__What you should do__:
Each line of the data has to be written out again exactly as shown.
►
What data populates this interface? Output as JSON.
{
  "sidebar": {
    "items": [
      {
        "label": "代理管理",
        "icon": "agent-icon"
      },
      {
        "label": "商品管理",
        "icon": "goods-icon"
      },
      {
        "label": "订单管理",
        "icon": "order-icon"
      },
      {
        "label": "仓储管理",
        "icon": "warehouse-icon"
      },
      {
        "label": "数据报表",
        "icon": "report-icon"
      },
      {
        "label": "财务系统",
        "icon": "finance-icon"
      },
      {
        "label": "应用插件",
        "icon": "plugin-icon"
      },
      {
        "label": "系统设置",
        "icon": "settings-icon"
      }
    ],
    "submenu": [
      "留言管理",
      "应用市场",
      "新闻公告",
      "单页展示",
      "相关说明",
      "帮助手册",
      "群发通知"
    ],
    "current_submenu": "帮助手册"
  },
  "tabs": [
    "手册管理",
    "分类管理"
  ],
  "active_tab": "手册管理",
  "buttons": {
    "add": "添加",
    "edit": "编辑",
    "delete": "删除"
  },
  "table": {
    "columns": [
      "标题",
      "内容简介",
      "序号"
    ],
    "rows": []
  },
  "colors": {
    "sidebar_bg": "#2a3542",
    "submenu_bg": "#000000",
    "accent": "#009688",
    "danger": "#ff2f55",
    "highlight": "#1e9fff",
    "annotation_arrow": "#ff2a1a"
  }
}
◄
__Task result__:
What data populates this interface? Output as JSON.
{
  "sidebar": {
    "items": [
      {
        "label": "代理管理",
        "icon": "agent-icon"
      },
      {
        "label": "商品管理",
        "icon": "goods-icon"
      },
      {
        "label": "订单管理",
        "icon": "order-icon"
      },
      {
        "label": "仓储管理",
        "icon": "warehouse-icon"
      },
      {
        "label": "数据报表",
        "icon": "report-icon"
      },
      {
        "label": "财务系统",
        "icon": "finance-icon"
      },
      {
        "label": "应用插件",
        "icon": "plugin-icon"
      },
      {
        "label": "系统设置",
        "icon": "settings-icon"
      }
    ],
    "submenu": [
      "留言管理",
      "应用市场",
      "新闻公告",
      "单页展示",
      "相关说明",
      "帮助手册",
      "群发通知"
    ],
    "current_submenu": "帮助手册"
  },
  "tabs": [
    "手册管理",
    "分类管理"
  ],
  "active_tab": "手册管理",
  "buttons": {
    "add": "添加",
    "edit": "编辑",
    "delete": "删除"
  },
  "table": {
    "columns": [
      "标题",
      "内容简介",
      "序号"
    ],
    "rows": []
  },
  "colors": {
    "sidebar_bg": "#2a3542",
    "submenu_bg": "#000000",
    "accent": "#009688",
    "danger": "#ff2f55",
    "highlight": "#1e9fff",
    "annotation_arrow": "#ff2a1a"
  }
}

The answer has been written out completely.